**EXERCISE**
Review the material line by line. Identify and copy every line that contains the string "JSON".

**PROVIDED DATA**
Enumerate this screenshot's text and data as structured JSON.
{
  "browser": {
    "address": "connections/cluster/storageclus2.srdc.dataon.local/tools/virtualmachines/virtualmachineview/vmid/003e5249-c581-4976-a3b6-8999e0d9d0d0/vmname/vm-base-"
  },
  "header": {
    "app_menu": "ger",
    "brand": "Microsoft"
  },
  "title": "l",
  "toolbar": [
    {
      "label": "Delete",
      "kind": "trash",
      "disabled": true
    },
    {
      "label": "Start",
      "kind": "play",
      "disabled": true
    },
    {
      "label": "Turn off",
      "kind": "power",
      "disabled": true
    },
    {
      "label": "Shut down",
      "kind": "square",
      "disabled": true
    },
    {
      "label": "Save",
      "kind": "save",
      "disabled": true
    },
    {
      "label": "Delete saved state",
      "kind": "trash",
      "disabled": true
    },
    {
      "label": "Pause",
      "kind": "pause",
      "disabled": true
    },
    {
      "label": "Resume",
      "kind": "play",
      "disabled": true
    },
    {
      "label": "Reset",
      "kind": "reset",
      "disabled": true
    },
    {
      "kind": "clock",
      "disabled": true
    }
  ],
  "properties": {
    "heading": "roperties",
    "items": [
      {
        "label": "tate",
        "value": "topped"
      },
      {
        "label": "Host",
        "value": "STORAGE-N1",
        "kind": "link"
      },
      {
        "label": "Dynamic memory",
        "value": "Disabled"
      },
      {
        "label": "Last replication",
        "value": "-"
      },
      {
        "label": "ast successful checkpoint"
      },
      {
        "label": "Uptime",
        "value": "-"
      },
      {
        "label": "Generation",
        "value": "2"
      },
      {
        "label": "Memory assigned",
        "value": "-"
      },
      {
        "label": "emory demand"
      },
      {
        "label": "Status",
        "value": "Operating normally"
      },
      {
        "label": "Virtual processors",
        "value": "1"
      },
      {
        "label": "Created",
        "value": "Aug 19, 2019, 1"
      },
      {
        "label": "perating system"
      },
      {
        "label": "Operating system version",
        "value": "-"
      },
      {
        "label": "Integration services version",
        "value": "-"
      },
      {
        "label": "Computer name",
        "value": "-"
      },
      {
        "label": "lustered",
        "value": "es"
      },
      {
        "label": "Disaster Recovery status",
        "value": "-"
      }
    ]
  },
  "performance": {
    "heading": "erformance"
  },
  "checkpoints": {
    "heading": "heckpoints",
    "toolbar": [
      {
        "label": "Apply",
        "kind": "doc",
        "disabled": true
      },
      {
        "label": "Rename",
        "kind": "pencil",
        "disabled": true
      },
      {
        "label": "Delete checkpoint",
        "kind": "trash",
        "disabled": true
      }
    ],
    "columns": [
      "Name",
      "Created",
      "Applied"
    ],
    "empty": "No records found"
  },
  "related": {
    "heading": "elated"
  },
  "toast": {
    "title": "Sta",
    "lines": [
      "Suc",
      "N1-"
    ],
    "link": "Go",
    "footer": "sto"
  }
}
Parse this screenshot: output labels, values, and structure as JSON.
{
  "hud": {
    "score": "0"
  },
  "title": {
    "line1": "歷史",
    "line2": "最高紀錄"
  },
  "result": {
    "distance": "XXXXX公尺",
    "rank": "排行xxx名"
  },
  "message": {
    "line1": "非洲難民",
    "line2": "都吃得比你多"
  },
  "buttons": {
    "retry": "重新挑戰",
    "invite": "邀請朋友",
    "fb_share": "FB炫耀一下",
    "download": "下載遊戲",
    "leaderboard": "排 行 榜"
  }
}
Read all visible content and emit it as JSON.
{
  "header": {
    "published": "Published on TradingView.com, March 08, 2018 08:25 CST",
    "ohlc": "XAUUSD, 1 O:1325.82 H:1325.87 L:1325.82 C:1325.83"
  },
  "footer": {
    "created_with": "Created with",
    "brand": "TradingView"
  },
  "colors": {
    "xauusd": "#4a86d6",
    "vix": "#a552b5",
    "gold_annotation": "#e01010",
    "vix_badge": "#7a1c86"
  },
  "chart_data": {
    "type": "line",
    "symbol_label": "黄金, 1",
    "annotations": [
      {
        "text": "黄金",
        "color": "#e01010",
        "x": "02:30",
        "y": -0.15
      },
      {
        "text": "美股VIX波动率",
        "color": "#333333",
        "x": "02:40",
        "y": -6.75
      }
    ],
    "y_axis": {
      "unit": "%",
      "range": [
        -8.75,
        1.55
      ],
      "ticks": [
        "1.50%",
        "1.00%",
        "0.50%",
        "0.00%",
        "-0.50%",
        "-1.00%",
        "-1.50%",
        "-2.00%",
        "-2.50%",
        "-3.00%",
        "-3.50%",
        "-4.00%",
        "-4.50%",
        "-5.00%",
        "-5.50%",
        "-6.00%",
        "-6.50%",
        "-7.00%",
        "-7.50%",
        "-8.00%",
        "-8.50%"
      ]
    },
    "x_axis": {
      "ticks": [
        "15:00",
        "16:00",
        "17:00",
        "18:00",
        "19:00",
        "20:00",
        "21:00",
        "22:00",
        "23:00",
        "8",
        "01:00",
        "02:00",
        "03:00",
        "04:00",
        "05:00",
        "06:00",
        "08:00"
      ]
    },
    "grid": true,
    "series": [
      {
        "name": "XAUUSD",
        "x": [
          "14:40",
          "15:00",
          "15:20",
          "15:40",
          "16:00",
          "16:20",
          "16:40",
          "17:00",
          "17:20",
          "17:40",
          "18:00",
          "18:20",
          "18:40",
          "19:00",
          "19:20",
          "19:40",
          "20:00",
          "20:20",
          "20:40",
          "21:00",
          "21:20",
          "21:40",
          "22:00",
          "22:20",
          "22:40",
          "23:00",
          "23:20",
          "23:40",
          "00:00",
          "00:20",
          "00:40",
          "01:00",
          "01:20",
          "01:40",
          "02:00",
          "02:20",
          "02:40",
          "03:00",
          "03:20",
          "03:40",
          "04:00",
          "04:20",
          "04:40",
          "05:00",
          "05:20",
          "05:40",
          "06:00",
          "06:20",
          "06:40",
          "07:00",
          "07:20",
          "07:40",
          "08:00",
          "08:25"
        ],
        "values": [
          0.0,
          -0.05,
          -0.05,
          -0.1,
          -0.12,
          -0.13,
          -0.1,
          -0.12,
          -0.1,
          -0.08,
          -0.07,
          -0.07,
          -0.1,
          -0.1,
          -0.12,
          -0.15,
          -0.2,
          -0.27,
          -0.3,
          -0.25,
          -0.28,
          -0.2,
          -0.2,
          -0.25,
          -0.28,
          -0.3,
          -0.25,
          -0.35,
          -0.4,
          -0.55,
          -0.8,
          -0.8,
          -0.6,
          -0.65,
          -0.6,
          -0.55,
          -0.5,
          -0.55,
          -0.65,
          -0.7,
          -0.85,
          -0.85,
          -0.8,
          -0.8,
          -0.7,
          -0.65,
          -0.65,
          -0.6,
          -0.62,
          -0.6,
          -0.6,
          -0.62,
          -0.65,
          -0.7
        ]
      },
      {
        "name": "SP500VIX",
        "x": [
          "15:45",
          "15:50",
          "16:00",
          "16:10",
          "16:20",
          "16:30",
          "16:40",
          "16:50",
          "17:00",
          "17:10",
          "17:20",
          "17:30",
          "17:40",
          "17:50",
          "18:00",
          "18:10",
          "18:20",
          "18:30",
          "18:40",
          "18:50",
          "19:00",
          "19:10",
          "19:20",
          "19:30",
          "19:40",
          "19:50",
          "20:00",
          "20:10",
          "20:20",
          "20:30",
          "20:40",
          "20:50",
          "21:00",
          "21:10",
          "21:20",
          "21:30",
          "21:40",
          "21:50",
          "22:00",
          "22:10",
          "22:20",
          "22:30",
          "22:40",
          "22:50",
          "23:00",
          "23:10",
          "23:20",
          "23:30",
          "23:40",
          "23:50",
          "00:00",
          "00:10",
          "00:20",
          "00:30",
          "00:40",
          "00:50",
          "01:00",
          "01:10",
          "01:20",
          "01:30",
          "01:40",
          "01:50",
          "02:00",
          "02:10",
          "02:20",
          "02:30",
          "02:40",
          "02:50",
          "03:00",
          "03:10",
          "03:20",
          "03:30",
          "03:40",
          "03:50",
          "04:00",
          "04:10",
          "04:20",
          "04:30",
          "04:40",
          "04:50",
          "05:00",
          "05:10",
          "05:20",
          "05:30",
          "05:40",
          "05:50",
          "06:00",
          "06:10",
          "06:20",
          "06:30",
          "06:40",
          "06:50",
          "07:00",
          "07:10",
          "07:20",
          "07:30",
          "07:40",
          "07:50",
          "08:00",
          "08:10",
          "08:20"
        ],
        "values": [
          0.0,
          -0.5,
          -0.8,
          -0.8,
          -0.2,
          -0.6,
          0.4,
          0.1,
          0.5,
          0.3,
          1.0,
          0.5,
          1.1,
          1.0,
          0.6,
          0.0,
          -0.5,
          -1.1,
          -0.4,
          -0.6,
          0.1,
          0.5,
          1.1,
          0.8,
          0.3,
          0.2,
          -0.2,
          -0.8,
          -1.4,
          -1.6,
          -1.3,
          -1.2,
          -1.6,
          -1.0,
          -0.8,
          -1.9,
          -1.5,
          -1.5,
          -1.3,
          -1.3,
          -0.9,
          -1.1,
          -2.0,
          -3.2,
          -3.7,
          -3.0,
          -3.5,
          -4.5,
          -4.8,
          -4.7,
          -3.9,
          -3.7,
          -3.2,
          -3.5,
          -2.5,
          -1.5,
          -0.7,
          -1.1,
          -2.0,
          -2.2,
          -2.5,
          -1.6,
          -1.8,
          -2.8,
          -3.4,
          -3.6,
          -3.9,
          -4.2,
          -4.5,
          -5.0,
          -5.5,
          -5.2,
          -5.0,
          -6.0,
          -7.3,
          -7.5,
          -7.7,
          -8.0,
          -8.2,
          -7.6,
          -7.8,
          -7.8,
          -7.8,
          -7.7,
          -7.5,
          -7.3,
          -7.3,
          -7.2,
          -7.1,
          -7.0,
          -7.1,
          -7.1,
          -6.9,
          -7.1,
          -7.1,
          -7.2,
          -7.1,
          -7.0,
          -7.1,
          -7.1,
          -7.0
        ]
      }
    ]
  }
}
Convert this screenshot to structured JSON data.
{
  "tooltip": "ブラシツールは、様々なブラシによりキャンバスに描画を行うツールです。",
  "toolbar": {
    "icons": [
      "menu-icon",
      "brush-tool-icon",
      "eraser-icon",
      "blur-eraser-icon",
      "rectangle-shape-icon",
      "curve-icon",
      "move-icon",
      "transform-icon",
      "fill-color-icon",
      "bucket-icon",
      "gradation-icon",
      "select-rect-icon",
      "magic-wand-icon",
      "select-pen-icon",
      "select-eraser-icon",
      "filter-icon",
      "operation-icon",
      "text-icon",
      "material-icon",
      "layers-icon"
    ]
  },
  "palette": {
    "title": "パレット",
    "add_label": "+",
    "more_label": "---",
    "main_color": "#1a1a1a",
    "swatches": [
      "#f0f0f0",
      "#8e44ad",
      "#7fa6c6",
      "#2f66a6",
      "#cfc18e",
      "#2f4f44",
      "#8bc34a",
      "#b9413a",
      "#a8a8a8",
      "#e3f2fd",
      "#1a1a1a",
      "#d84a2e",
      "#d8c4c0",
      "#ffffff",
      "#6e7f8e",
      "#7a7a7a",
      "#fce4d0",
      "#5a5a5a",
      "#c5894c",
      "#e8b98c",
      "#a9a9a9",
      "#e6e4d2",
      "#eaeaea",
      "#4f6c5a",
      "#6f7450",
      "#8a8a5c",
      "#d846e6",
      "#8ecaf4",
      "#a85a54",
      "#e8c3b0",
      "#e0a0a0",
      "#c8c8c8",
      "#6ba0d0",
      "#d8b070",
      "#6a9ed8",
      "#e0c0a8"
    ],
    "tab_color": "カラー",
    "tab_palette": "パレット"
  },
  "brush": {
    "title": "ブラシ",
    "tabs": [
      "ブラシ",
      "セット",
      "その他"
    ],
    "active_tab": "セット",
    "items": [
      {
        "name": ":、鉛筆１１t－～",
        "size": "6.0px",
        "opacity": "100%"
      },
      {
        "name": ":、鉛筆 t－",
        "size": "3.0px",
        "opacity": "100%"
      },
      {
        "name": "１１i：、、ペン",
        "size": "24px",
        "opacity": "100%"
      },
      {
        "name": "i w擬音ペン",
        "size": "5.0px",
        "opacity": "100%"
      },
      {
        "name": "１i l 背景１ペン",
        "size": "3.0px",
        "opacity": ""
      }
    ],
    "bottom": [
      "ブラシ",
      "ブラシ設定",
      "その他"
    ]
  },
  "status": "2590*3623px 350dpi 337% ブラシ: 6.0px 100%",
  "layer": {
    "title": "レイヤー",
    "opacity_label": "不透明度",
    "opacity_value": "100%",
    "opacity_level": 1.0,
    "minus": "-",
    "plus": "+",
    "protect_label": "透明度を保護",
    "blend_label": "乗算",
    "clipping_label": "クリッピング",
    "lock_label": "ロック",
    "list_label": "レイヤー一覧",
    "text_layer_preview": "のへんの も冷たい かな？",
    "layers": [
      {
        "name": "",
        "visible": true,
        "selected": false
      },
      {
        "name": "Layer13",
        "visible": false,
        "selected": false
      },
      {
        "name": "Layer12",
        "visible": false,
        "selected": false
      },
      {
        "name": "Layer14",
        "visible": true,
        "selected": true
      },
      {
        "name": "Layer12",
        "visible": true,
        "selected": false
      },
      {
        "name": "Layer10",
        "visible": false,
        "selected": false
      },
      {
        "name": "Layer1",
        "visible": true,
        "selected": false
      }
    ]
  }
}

**ANSWER FOR THE TASK**
Enumerate this screenshot's text and data as structured JSON.
Parse this screenshot: output labels, values, and structure as JSON.
Read all visible content and emit it as JSON.
Convert this screenshot to structured JSON data.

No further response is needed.